7. Are there city ordinances regarding cats?
According to the Dearborn Animal Shelter there are no city ordinances pertaining to cats. However, any pet is considered stray once it leaves its homeowner’s property.
8. Are motorized scooters or mopeds legal?
According to the Dearborn Police and the Secretary of State, motorized scooters or mopeds must be operated by a driver with a valid driver’s license or moped license. If you do not have a valid operator license and are at least age 15, you may apply for a moped license at a Secretary of State branch office. In addition, moped operators must follow the same traffic rules as other motor vehicle operators (e.g., stopping at stop signs, using public roadways instead of sidewalks, etc.) For more information go to www.michigan.gov/sos or contact you local Secretary of State branch at 5094 Schaefer, Dearborn , MI , 48126 or phone 248-476-4538.
9. What is going on with Bennington Park ?
In July we talked with Chief Strutz regarding our concerns with late night parties taking place at Bennington Park . Due to the secluded nature of the park, we requested that the inside of the park be patrolled on foot. A commander was assigned to oversee the process. Officers did patrol the park at random times during the evening and night. The commander gave us a specific number to call when suspicious activity is observed or people enter the park after the closing time of 10pm . This number is 943–3030. The police tip line can also be reached at 943–2240.
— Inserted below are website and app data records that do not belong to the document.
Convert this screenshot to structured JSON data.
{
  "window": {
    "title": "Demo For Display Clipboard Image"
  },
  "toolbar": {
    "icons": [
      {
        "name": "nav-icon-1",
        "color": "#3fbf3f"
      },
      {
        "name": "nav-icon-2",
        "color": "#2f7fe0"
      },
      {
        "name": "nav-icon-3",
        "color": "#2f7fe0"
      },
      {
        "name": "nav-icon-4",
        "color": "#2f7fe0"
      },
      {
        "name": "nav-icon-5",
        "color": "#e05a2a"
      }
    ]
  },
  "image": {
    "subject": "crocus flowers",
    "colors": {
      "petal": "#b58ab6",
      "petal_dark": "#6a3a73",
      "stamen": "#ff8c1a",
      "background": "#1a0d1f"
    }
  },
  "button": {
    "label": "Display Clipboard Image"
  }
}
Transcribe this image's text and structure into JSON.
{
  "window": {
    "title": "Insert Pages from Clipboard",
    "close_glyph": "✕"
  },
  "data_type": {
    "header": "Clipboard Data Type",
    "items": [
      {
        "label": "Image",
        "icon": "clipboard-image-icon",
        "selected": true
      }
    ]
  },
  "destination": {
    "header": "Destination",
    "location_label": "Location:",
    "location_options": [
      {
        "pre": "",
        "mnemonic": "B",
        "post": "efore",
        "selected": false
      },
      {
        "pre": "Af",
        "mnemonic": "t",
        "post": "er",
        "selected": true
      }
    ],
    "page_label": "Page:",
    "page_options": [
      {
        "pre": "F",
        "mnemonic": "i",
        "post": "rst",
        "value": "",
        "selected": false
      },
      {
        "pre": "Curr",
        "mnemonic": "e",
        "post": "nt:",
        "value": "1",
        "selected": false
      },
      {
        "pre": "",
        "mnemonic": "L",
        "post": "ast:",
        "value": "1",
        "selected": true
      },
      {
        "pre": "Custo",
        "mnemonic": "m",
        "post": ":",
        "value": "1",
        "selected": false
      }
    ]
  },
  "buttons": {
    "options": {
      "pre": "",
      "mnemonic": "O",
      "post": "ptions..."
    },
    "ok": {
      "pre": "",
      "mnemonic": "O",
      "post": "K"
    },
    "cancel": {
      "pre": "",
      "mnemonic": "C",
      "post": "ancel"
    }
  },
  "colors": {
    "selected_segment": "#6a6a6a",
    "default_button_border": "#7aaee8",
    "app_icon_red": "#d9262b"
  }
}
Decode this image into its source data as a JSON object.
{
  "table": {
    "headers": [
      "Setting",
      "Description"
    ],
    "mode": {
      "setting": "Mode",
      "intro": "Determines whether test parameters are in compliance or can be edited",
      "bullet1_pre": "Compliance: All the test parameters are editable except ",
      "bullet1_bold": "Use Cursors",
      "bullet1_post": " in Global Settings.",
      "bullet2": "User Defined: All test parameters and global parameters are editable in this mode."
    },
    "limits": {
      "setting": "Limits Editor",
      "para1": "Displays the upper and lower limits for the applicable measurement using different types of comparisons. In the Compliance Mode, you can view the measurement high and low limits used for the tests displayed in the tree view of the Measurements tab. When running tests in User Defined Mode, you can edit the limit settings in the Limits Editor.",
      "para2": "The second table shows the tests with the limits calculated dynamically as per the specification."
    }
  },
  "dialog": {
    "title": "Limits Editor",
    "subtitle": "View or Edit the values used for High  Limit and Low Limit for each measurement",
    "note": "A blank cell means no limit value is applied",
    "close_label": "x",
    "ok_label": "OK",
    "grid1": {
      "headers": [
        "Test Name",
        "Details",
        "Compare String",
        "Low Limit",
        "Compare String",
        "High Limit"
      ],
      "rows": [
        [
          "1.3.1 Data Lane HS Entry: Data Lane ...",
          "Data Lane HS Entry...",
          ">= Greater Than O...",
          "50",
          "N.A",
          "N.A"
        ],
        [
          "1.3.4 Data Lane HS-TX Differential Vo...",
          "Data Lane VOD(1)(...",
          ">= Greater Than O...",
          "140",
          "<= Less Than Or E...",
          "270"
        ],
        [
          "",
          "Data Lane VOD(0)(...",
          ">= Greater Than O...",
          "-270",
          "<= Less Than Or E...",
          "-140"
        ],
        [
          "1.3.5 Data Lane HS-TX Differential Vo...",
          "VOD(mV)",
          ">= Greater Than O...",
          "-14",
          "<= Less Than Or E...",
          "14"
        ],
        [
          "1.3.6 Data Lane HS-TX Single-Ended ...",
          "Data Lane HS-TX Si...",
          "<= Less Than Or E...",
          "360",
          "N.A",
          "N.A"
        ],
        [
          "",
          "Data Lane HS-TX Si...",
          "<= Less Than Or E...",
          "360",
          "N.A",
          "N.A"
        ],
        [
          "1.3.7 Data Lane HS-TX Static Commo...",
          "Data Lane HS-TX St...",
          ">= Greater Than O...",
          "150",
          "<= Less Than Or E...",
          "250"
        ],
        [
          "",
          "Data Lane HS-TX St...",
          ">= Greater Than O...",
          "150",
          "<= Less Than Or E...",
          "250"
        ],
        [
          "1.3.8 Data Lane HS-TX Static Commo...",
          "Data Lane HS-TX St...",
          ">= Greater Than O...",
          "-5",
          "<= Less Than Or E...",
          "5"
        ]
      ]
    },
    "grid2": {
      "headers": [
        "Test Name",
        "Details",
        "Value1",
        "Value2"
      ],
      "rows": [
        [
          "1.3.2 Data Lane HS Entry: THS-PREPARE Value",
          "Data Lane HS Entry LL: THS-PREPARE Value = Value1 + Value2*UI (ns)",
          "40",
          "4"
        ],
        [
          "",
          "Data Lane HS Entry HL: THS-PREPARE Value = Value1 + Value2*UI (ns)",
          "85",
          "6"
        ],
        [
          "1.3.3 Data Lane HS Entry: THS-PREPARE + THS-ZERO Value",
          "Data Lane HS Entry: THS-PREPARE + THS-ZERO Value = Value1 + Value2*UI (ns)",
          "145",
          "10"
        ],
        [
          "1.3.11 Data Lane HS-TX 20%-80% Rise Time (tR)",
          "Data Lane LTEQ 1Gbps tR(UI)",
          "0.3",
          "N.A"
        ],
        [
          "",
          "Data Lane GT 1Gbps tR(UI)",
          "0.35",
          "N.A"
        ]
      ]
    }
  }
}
The Association also asked The Department of Recreation to remove some obsolete equipment from the park. By obsolete equipment, we are referring mainly to several areas of pavement that no longer support activities such as tether ball. We felt that these areas detracted from the park and gave any late-night violators a place to break bottles. According to Greg Orner, Director of Recreation, a work order is in place to remove the obsolete pavement.
Finally, according to Greg Orner, a work order is also in place to remove one of the two basketball poles. Mr. Orner told us that a commission at the city decided they would no longer support full-court basketball in the park, since full-court basketball can lead to bad language, large groups, noisy activity, etc. However, the commission did decide that one hoop would remain. The members of the commission felt strongly that one hoop would provide youngsters in the neighborhood with a place to shoot hoops and play, without drawing large, rowdy groups into the park.